Where to from here? Hopefully with the hornet’s nest our Minister for Women has stirred up, women in this country will rise to the challenge, with men supporting them to actively do something about violence towards women and children by men – not just talk about it, set up royal commissions and other expensive delaying tactics. Perhaps this time we’ll find some solutions and begin to make changes, one misogynist remark or act at a time, one discriminatory law at a time, one unequal opportunity employer at a time. And while we’re at it, let’s look at how we treat women who live with disabilities, stigma and other areas in which they are discriminated against or disbarred from because they are female. Breastfeeding is a prime example – a natural, healthy way to feed a baby which needs to be undertaken whenever the baby needs it. Just do it, no fuss, no bother, quietly and with no pandering to prudes and those with strange ideas about the function of breasts. How did we get to a situation where even women are criticising other women instead of supporting and encouraging them?
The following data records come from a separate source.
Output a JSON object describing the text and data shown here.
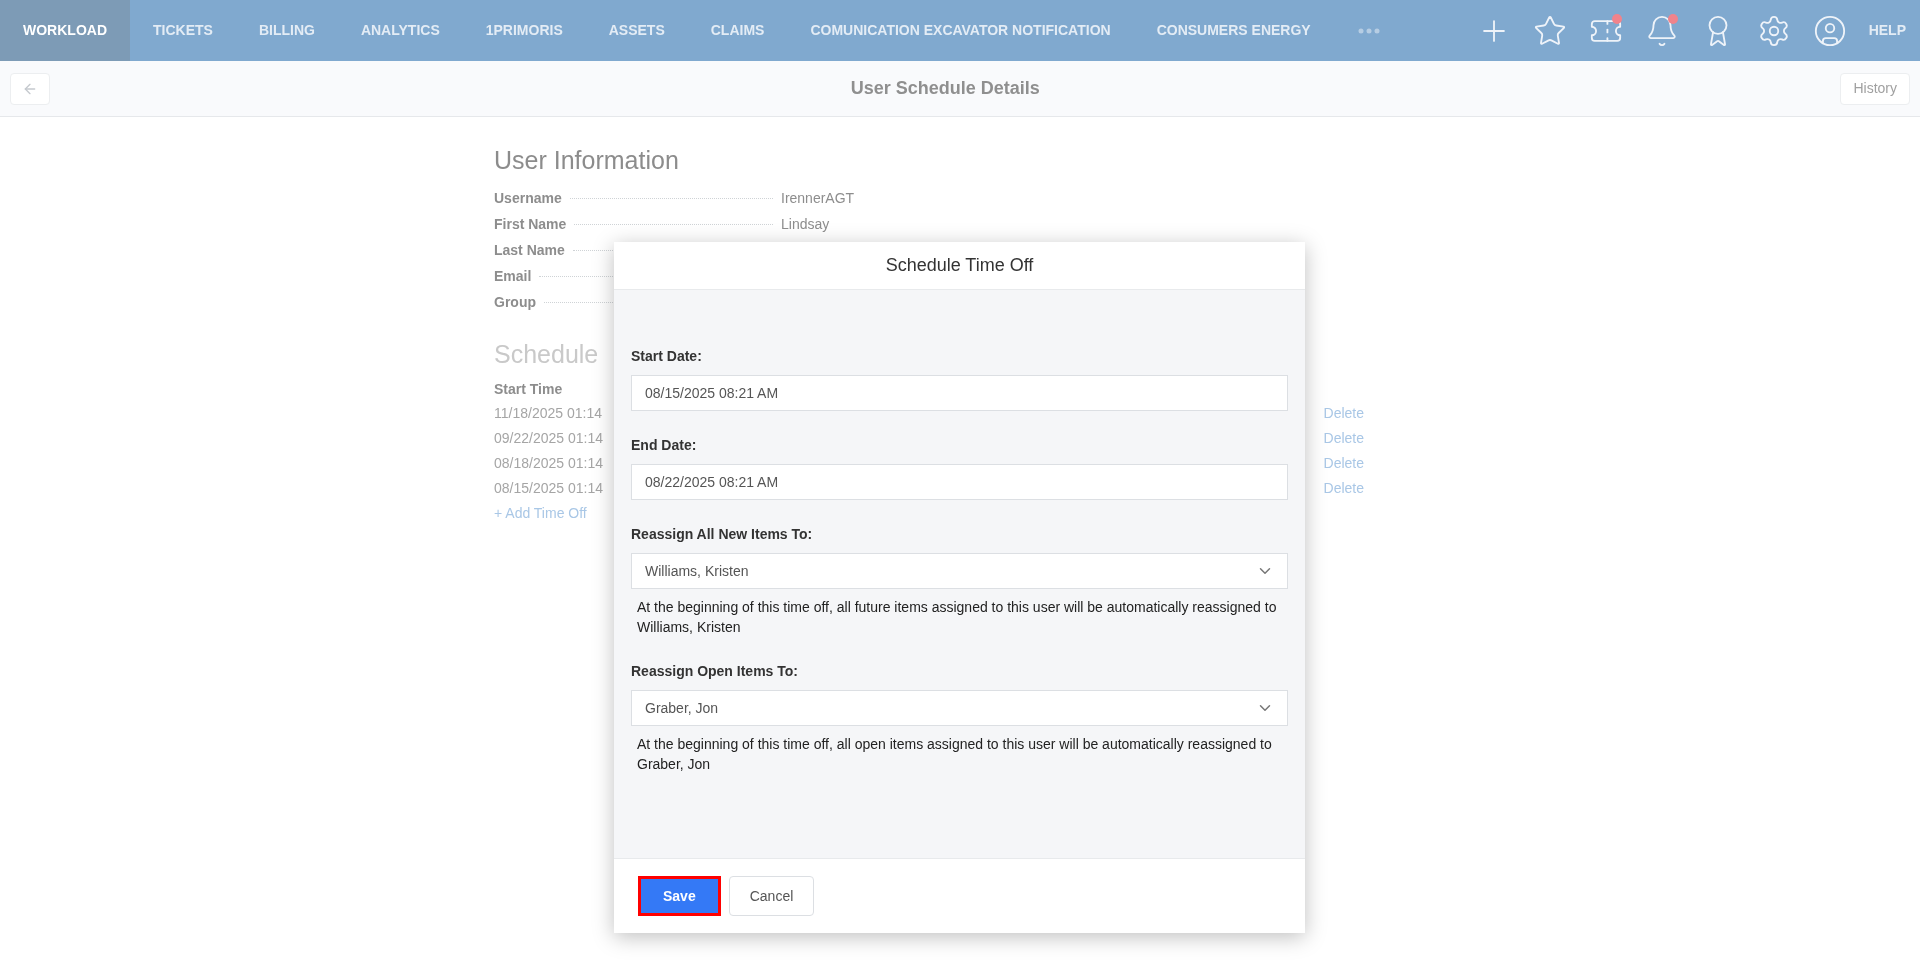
{
  "nav": {
    "items": [
      {
        "label": "WORKLOAD",
        "selected": true
      },
      {
        "label": "TICKETS",
        "selected": false
      },
      {
        "label": "BILLING",
        "selected": false
      },
      {
        "label": "ANALYTICS",
        "selected": false
      },
      {
        "label": "1PRIMORIS",
        "selected": false
      },
      {
        "label": "ASSETS",
        "selected": false
      },
      {
        "label": "CLAIMS",
        "selected": false
      },
      {
        "label": "COMUNICATION EXCAVATOR NOTIFICATION",
        "selected": false
      },
      {
        "label": "CONSUMERS ENERGY",
        "selected": false
      }
    ],
    "icons": [
      {
        "kind": "plus",
        "badge": false
      },
      {
        "kind": "star",
        "badge": false
      },
      {
        "kind": "ticket",
        "badge": true
      },
      {
        "kind": "bell",
        "badge": true
      },
      {
        "kind": "award",
        "badge": false
      },
      {
        "kind": "gear",
        "badge": false
      },
      {
        "kind": "user",
        "badge": false
      }
    ],
    "help": "HELP"
  },
  "header": {
    "title": "User Schedule Details",
    "history": "History"
  },
  "user_info": {
    "title": "User Information",
    "fields": [
      {
        "label": "Username",
        "value": "IrennerAGT"
      },
      {
        "label": "First Name",
        "value": "Lindsay"
      },
      {
        "label": "Last Name"
      },
      {
        "label": "Email"
      },
      {
        "label": "Group"
      }
    ]
  },
  "scheduled": {
    "title": "Schedule",
    "column": "Start Time",
    "rows": [
      {
        "start": "11/18/2025 01:14",
        "action": "Delete"
      },
      {
        "start": "09/22/2025 01:14",
        "action": "Delete"
      },
      {
        "start": "08/18/2025 01:14",
        "action": "Delete"
      },
      {
        "start": "08/15/2025 01:14",
        "action": "Delete"
      }
    ],
    "add": "+ Add Time Off"
  },
  "modal": {
    "title": "Schedule Time Off",
    "fields": [
      {
        "kind": "input",
        "label": "Start Date:",
        "value": "08/15/2025 08:21 AM"
      },
      {
        "kind": "input",
        "label": "End Date:",
        "value": "08/22/2025 08:21 AM"
      },
      {
        "kind": "select",
        "label": "Reassign All New Items To:",
        "value": "Williams, Kristen",
        "note": "At the beginning of this time off, all future items assigned to this user will be automatically reassigned to Williams, Kristen"
      },
      {
        "kind": "select",
        "label": "Reassign Open Items To:",
        "value": "Graber, Jon",
        "note": "At the beginning of this time off, all open items assigned to this user will be automatically reassigned to Graber, Jon"
      }
    ],
    "buttons": [
      {
        "kind": "primary",
        "label": "Save",
        "highlighted": true
      },
      {
        "kind": "secondary",
        "label": "Cancel",
        "highlighted": false
      }
    ]
  }
}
It is indeed a strange world we live in. Happy International Women’s Day!!